The Minister and I then departed for home. After spending a night at Honolulu we proceeded to Australia and I was out at Honeysuckle Creek station in the A.C.T. to see the landing on the moon. Actually it had been programmed that Honeysuckle Creek would be the back-up station but in the event there were some difficulties in communication from the U.S. station and Honeysuckle Creek, in fact, was the prime station for that vital part of the mission. So I had the tremendous, unique experience of seeing the lift-off, of being at Houston when the command to proceed to the moon was given and being at our Australian station to see the landing on the moon which must rank as one of the greatest feats ever performed by man.

The large C.S.I.R.O. 210 foot radio telescope at N.S.W. played an important part in this mission. Parkes had made a tremendous amount of technical knowledge available to N.A.S.A. to assist them in the development of their large dishes.

That was really the end of my days with Dept. of Supply as 3 weeks later, in August, 1969, I was appointed Secretary of the Department of National Development. This was another tremendous experience.

[The NASA-related section ends here.]

 

Lloyd Bott

The Minister for Supply Senator (later Sir) Ken Anderson sent this telegram to Lloyd Bott on his leaving his position as Deputy Secretary of Supply, in 1969.


Lloyd Bott

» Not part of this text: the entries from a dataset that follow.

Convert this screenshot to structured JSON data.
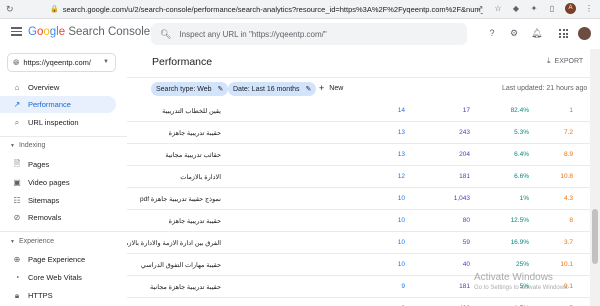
{
  "browser": {
    "url": "search.google.com/u/2/search-console/performance/search-analytics?resource_id=https%3A%2F%2Fyqeentp.com%2F&num_of_months=16&metrics=CLICK..."
  },
  "header": {
    "logo_google": [
      "G",
      "o",
      "o",
      "g",
      "l",
      "e"
    ],
    "logo_product": "Search Console",
    "search_placeholder": "Inspect any URL in \"https://yqeentp.com/\""
  },
  "sidebar": {
    "property": "https://yqeentp.com/",
    "items": [
      {
        "label": "Overview",
        "icon": "home-icon"
      },
      {
        "label": "Performance",
        "icon": "trending-up-icon"
      },
      {
        "label": "URL inspection",
        "icon": "search-icon"
      }
    ],
    "index_section": "Indexing",
    "index_items": [
      {
        "label": "Pages",
        "icon": "pages-icon"
      },
      {
        "label": "Video pages",
        "icon": "video-icon"
      },
      {
        "label": "Sitemaps",
        "icon": "sitemap-icon"
      },
      {
        "label": "Removals",
        "icon": "removals-icon"
      }
    ],
    "experience_section": "Experience",
    "experience_items": [
      {
        "label": "Page Experience",
        "icon": "page-experience-icon"
      },
      {
        "label": "Core Web Vitals",
        "icon": "speed-icon"
      },
      {
        "label": "HTTPS",
        "icon": "lock-icon"
      }
    ]
  },
  "main": {
    "title": "Performance",
    "export": "EXPORT",
    "chip_search_type": "Search type: Web",
    "chip_date": "Date: Last 16 months",
    "new_label": "New",
    "updated": "Last updated: 21 hours ago"
  },
  "rows": [
    {
      "q": "يقين للخطاب التدريبية",
      "clicks": "14",
      "impr": "17",
      "ctr": "82.4%",
      "pos": "1"
    },
    {
      "q": "حقيبة تدريبية جاهزة",
      "clicks": "13",
      "impr": "243",
      "ctr": "5.3%",
      "pos": "7.2"
    },
    {
      "q": "حقائب تدريبية مجانية",
      "clicks": "13",
      "impr": "204",
      "ctr": "6.4%",
      "pos": "8.9"
    },
    {
      "q": "الادارة بالازمات",
      "clicks": "12",
      "impr": "181",
      "ctr": "6.6%",
      "pos": "10.8"
    },
    {
      "q": "نموذج حقيبة تدريبية جاهزة pdf",
      "clicks": "10",
      "impr": "1,043",
      "ctr": "1%",
      "pos": "4.3"
    },
    {
      "q": "حقيبة تدريبية جاهزة",
      "clicks": "10",
      "impr": "80",
      "ctr": "12.5%",
      "pos": "8"
    },
    {
      "q": "الفرق بين ادارة الازمة والادارة بالازمة",
      "clicks": "10",
      "impr": "59",
      "ctr": "16.9%",
      "pos": "3.7"
    },
    {
      "q": "حقيبة مهارات التفوق الدراسي",
      "clicks": "10",
      "impr": "40",
      "ctr": "25%",
      "pos": "10.1"
    },
    {
      "q": "حقيبة تدريبية جاهزة مجانية",
      "clicks": "9",
      "impr": "181",
      "ctr": "5%",
      "pos": "9.1"
    },
    {
      "q": "حقيبة تدريبية جاهزة عن تطوير الذات مجانية",
      "clicks": "8",
      "impr": "480",
      "ctr": "1.7%",
      "pos": "7"
    }
  ],
  "watermark": {
    "title": "Activate Windows",
    "subtitle": "Go to Settings to activate Windows."
  },
  "colors": {
    "accent": "#1a73e8",
    "impressions": "#5e35b1",
    "ctr": "#00897b",
    "position": "#e8710a",
    "chip": "#d2e3fc"
  }
}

Gerald M. Truszynski, Associate Administrator Office of Tracking and Data Acquisition, sent this TWX on September 25th 1969.